Items from a data source:
== Segment start ==

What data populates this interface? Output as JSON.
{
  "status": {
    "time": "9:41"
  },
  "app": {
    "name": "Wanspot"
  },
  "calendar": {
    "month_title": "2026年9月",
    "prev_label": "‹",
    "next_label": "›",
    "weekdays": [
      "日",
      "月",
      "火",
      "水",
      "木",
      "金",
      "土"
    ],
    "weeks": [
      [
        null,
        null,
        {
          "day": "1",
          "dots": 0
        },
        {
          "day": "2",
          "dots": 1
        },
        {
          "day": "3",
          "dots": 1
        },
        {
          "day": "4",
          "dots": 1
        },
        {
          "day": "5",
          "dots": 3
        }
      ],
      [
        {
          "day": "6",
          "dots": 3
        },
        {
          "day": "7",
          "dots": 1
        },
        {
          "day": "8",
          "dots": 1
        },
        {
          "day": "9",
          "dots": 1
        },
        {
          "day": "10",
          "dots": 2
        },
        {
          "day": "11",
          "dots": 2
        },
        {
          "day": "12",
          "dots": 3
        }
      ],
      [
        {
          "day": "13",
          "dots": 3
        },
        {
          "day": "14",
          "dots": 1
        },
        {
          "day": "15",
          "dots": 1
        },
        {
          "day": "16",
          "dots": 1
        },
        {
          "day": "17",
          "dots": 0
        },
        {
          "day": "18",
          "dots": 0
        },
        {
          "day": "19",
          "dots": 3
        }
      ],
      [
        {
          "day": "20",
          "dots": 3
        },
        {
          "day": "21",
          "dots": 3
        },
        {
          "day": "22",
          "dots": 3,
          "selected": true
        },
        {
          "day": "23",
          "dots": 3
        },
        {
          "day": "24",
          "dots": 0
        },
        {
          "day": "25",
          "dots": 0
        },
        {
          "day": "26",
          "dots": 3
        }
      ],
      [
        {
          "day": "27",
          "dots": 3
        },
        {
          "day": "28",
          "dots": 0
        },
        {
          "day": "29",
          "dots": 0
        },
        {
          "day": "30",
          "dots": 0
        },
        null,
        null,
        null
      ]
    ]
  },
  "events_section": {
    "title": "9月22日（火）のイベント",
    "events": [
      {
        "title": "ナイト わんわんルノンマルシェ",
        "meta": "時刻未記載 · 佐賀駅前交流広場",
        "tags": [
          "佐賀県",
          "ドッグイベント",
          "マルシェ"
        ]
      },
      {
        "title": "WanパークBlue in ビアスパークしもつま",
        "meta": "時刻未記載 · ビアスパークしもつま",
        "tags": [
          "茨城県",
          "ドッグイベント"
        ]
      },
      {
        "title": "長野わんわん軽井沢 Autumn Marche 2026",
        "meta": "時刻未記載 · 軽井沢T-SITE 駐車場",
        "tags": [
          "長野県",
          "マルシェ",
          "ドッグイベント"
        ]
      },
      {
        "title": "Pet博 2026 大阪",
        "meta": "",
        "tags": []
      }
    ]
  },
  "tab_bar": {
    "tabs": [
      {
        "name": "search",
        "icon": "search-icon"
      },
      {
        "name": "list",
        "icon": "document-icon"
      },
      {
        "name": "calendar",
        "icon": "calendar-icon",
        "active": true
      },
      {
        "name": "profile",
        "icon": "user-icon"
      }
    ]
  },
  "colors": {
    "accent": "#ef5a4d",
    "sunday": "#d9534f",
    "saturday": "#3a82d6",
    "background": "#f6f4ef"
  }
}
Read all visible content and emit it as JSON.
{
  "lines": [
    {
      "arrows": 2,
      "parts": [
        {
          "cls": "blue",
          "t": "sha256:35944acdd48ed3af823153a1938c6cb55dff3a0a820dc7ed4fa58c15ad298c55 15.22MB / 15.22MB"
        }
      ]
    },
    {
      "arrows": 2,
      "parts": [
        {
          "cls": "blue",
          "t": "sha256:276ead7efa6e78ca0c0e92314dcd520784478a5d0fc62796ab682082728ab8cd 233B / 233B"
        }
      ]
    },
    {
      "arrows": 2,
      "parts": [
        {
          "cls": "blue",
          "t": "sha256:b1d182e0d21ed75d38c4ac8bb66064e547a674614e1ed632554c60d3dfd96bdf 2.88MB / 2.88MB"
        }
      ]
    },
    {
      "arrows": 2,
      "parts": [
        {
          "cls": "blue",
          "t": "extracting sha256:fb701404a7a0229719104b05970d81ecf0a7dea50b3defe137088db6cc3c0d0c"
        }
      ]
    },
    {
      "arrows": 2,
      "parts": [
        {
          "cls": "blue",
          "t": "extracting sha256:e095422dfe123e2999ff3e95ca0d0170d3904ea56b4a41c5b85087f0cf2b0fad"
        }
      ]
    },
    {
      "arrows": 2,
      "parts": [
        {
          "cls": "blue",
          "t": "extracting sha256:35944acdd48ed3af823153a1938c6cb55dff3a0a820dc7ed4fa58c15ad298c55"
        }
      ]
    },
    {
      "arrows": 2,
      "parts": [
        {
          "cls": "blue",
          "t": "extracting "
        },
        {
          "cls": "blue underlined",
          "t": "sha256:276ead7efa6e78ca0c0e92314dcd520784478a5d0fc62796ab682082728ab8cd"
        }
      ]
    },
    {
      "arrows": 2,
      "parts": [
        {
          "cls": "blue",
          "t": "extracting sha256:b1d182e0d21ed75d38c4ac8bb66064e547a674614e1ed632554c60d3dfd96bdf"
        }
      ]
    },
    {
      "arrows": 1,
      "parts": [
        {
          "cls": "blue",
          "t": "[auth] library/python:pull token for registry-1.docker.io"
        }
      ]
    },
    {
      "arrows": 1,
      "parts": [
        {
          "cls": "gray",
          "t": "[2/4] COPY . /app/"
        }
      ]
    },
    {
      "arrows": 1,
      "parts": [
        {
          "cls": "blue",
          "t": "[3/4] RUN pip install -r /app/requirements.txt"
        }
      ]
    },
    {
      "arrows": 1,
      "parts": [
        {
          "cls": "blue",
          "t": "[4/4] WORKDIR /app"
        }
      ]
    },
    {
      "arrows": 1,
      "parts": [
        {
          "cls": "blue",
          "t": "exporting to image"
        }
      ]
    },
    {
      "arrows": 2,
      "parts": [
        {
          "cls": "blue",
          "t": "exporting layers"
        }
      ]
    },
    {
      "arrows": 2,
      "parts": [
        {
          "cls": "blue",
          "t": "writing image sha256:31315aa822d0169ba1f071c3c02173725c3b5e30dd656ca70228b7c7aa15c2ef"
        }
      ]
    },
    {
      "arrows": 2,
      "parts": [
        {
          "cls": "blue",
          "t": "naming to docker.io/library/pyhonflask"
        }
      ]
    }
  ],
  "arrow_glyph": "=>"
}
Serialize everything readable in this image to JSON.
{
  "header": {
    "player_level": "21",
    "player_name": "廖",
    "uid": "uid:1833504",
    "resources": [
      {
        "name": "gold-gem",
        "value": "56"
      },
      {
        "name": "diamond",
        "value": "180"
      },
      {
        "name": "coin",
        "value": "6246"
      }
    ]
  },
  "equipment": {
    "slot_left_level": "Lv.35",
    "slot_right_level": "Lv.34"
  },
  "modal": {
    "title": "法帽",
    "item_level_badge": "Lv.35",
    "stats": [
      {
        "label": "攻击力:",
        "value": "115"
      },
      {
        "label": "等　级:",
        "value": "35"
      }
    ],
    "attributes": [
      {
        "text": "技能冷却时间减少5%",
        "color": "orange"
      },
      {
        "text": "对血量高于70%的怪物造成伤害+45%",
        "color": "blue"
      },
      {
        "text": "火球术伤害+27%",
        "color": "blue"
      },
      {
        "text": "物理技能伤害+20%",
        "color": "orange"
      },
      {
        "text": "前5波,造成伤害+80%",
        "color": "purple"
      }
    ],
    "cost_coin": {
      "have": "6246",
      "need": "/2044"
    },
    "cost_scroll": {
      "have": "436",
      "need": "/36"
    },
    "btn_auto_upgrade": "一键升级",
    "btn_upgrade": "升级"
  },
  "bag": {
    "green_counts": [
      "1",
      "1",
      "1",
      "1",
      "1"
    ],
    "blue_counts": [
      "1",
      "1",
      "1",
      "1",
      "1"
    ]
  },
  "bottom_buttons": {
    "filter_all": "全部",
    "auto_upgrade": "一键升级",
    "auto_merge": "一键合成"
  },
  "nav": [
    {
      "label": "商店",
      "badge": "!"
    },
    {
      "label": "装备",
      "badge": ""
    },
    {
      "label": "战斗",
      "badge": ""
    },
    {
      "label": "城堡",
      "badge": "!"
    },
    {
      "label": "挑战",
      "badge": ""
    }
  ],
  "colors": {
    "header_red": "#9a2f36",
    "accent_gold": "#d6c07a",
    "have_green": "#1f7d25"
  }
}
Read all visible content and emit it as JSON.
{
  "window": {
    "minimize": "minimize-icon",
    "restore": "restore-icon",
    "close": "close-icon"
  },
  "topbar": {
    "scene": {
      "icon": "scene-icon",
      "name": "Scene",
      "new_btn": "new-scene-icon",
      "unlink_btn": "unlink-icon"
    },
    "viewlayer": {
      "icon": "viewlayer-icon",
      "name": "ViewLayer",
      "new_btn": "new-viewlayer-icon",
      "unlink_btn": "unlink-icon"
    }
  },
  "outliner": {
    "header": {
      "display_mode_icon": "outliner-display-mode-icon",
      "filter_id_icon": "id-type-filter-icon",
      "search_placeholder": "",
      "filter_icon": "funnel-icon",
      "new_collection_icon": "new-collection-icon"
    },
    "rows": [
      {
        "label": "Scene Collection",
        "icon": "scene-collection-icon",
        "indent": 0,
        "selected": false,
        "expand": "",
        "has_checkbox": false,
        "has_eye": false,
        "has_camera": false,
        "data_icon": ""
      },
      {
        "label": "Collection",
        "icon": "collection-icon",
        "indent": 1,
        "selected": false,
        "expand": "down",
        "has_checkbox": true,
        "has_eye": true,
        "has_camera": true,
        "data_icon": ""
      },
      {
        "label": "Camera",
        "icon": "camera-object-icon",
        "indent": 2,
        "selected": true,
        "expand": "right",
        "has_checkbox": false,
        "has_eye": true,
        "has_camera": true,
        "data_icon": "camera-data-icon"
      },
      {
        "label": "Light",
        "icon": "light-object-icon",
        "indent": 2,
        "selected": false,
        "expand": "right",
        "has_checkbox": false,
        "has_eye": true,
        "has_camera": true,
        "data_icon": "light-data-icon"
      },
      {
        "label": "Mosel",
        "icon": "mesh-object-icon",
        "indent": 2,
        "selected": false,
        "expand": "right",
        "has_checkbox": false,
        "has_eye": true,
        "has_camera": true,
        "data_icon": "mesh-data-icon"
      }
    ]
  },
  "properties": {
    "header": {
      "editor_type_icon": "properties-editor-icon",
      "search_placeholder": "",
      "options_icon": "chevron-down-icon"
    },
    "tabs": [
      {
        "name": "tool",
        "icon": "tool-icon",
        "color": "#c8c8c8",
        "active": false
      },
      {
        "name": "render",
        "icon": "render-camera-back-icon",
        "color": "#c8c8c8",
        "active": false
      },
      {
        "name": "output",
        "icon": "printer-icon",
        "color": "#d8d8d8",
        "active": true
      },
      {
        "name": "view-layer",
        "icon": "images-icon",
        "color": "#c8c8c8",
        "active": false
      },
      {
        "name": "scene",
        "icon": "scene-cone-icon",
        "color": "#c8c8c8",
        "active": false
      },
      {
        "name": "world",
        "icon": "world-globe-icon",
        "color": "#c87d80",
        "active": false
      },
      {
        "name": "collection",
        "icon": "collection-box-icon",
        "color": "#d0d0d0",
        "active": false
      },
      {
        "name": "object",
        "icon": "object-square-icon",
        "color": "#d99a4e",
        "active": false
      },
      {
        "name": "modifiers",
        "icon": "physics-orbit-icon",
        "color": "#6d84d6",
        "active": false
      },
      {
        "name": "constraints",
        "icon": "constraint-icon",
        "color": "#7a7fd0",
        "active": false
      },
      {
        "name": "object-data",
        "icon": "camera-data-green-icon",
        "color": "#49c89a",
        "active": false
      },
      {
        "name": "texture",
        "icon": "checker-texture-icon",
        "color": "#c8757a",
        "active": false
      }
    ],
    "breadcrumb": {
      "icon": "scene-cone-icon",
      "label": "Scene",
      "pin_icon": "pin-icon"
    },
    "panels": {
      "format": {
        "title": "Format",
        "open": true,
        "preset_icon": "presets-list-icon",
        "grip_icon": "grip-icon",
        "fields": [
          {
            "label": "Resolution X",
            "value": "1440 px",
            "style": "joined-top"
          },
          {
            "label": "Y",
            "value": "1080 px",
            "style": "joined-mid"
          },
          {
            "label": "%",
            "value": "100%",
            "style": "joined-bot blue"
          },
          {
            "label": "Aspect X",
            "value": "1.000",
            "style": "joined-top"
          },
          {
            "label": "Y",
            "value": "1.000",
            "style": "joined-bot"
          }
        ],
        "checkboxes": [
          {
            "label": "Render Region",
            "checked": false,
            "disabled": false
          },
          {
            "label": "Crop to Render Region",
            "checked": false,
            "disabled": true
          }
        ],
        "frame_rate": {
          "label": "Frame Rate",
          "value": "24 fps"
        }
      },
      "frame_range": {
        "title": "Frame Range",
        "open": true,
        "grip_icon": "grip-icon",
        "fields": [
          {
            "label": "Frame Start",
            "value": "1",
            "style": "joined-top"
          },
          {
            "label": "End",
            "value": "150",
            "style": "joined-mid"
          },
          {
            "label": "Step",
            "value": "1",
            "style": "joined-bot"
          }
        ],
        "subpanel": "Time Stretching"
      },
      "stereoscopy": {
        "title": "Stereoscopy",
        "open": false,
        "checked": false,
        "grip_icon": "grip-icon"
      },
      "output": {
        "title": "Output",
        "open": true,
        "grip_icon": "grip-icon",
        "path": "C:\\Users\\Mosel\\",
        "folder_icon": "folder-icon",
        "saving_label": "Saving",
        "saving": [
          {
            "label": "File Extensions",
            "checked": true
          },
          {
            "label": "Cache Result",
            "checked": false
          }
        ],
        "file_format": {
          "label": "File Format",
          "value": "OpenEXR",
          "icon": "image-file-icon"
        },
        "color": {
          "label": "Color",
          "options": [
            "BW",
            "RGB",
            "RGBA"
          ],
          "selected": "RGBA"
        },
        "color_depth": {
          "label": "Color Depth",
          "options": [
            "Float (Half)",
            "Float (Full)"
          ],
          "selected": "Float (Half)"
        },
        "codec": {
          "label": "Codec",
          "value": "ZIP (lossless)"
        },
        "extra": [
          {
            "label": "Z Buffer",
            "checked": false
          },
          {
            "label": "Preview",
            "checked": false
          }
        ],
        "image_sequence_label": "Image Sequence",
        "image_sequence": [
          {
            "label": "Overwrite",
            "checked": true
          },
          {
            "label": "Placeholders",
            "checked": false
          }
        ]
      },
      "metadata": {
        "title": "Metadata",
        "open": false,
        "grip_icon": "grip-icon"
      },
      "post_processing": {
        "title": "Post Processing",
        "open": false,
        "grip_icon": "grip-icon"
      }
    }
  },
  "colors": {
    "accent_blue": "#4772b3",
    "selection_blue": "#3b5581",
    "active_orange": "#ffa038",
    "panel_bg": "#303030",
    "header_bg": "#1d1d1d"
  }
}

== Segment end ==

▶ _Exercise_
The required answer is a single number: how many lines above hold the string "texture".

▶ _Result_
2